Residents can now be hit with $100 first offence fine for putting out garbage too early
dead bear

No more Mr. Nice Bear.

The District of North Vancouver will soon be handing out $100 fines instead of warnings for people who leave their garbage bins at the curb outside permitted hours.

Council voted unanimously Oct. 19 for a new regime of fines for residents who tempt bears into danger.

Under the new bylaw, residents will be dinged $100 for their first offence and $500 for subsequent offences. In the last two years, bylaw staff have issued warnings 4,234 times. Homeonwers may also be fined $250 for failing to manage bird feeders, tree fruit, compost or dirty barbecues if they are found to be attracting wildlife.

Coun. Megan Curren said she’d like to see the fine for a first offence raised to $500 – something supported by the North Shore Black Bear Society and 4,000 people who signed a petition calling for greater enforcement.

For the majority on council, warnings were too lenient and $500 was too harsh. But $100 was just right.

Coun. Jim Hanson argued the proposed fines were reasonable.

“What the community wants is for us to be safe for the bears so that the bears aren't dying, but also safe for people. There are a lot of residents of our community that don't want a lot of bears wandering around and feel intimidated by bears so I do believe these are reasonable measures in order to try to reduce attractants,” he said.

Council spent most of the discussion focused on how the new rules should be communicated to the general public. Currently, the plan is to mail a letter to every household in the district, but Coun. Lisa Muri called for a neon green sticker with the new rules to be placed on every single garbage tote.

“Certainly we want the community to know that we're making this change. We don't want anybody to be caught off guard,” she said. “The best way is stickering those cans because people have to look at them every single week.”

Coun. Betty Forbes questioned whether the district had enough staff power to make good on the threat of enforcement, especially the parts that don’t relate to garbage.

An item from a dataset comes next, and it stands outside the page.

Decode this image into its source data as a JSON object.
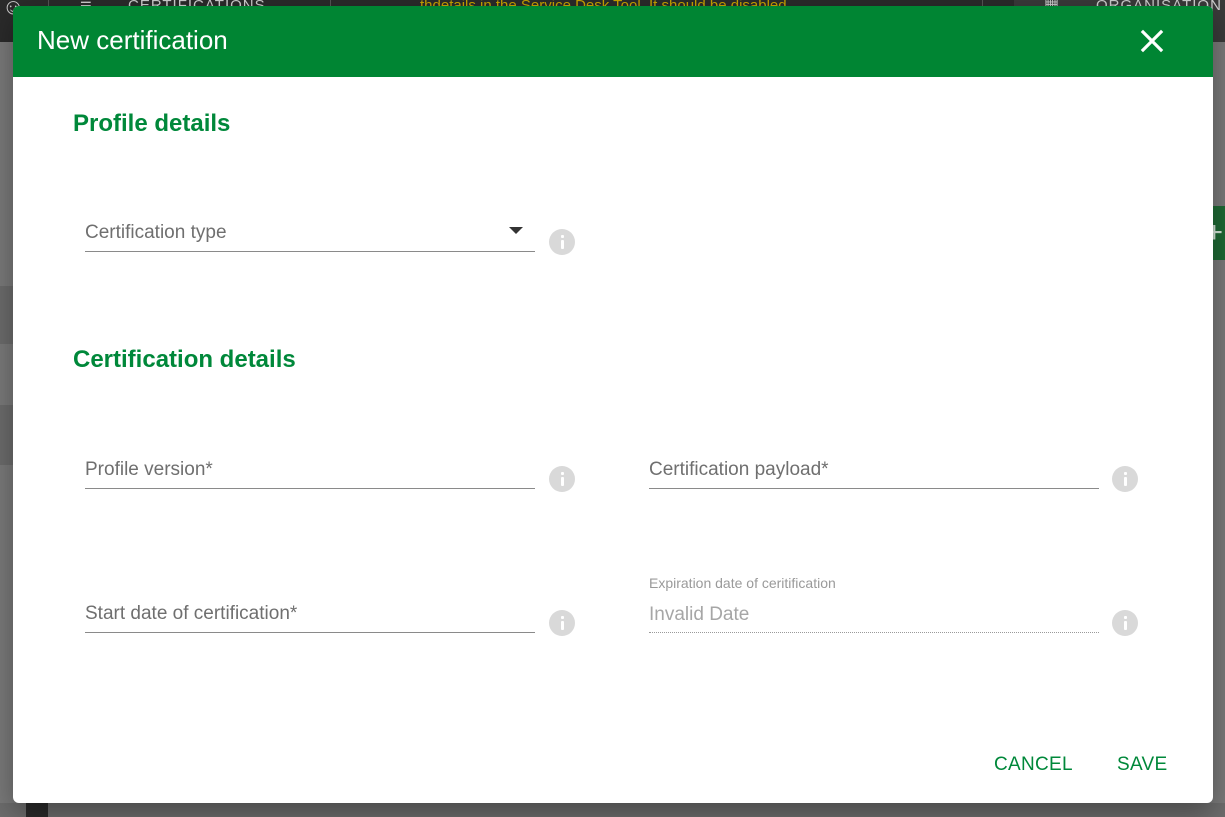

“A bylaw is only as good as its enforcement,” she said. “Maybe we shouldn't say things if we can't do them.”

Bylaw officers won’t be patrolling backyards looking for greasy barbecues and windfall fruit, said Gavin Joyce, general manager of engineering, parks and facilities for the district, but staff will be able to issue fines for them when there is a problem bear in the neighbourhood.

Only Mayor Mike Little suggested the changes were ultimately not needed – although he did vote in favour of them.

“I know that it's not a popular position at a time like this where we've had two bears shot in the community in the last a while, but the regime that we have in place has been very effective at reducing the numbers [of bears killed],” he said. “From the number of people who get warnings, 90 per cent of them don't have a recidivism issue that we have to respond to. Of the ones that get $100-tickets, 90 per cent of them don't have a second offence.”

Council must still vote on the changes one final time before they can take effect. That is expected to happen in November, at which time there will be a final month-long grace period before bylaw officers break out the ticket books.